By Alice Seeley

The CEO of Abbott Laboratories, Robert Ford, apologized for his company’s role in the nationwide shortage of infant formula in an op-ed for The Washington Post, writing that the company’s formula recall worsened the crisis.

“The past few months have distressed us as they have you, and so I want to say: We’re sorry to every family we’ve let down since our voluntary recall exacerbated our nation’s baby formula shortage,” Ford wrote.

Abbott’s largest formula plant in Sturgis, Michigan, has been shut down since February after four infants who consumed formula made at the plant were hospitalized with a rare bacterial infection. Two of the infants later died. The closure of this factory has caused severely impacted the nationwide shortage as Abbott controls 48% of the market.

Ford stood by his decision and did not apologize for issuing the voluntary recall.

“We will not take risks when it comes to the health of children,” Ford wrote. “The data collected during the investigation, genetic sequencing, retained product samples, and available products from the four complaints did not find any connection between our products and the four reported illnesses in children. However, the FDA’s investigation did discover a bacteria in our plant that we will not tolerate. I have high expectations of this company, and we fell short of them.”

Ford acknowledged the hospitalization of infants due to the lack of EleCare, specialized formula for infants who cannot digest other formulas, calling it “tragic and heartbreaking.” To support these families’ medical and living expenses throughout the shortage, Abbott will establish a $5 million fund that will be independently administered.

According to Ford, Abbott has “been taking serious steps to relieve the supply crisis” at its own plants by converting lines of adult nutrition products at its plant in Columbus, Ohio, to prioritize the production of liquid infant formula. Abbot also has plans to air-ship millions of cans of its most widely used powdered baby formula from an FDA-approved facility in Ireland to the U.S.

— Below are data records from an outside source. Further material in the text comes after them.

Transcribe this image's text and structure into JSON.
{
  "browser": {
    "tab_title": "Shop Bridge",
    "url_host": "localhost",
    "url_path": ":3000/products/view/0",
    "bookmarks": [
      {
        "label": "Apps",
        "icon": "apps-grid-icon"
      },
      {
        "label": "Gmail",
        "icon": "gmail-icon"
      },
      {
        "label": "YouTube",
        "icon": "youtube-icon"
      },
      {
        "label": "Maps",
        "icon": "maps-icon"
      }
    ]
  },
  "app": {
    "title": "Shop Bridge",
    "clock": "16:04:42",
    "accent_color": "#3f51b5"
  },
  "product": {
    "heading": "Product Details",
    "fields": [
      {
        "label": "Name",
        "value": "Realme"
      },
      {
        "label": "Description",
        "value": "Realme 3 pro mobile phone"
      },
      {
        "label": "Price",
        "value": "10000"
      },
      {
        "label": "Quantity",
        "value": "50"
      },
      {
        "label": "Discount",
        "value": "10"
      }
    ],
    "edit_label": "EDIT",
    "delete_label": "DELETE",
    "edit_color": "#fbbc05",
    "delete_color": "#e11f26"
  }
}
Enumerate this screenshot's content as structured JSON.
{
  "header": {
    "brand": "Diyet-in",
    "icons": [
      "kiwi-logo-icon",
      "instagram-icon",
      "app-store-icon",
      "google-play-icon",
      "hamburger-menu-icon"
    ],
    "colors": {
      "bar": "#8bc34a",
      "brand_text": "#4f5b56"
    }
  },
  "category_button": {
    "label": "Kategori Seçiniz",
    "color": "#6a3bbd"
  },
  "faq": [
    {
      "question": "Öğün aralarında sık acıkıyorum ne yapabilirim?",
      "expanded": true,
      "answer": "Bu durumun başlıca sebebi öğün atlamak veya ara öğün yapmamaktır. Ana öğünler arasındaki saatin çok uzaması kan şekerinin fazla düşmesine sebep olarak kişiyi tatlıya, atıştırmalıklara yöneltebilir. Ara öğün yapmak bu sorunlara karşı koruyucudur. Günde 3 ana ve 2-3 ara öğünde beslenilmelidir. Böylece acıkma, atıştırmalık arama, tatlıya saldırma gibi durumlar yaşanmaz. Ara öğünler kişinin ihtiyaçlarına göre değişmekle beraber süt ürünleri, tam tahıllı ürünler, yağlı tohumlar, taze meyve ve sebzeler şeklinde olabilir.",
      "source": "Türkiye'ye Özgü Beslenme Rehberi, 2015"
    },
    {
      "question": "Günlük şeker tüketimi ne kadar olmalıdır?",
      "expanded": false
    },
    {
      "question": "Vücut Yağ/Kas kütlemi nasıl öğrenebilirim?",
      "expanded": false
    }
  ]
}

Earlier this week, the company reached an agreement with the Food and Drug Administration to reopen the plant in Michigan in the first week of June. Production of Elecare and other hypoallergenic formulas will be prioritized with the reopening of the plant, Ford said.

“By the end of June, we will be supplying more formula to Americans than we were in January.”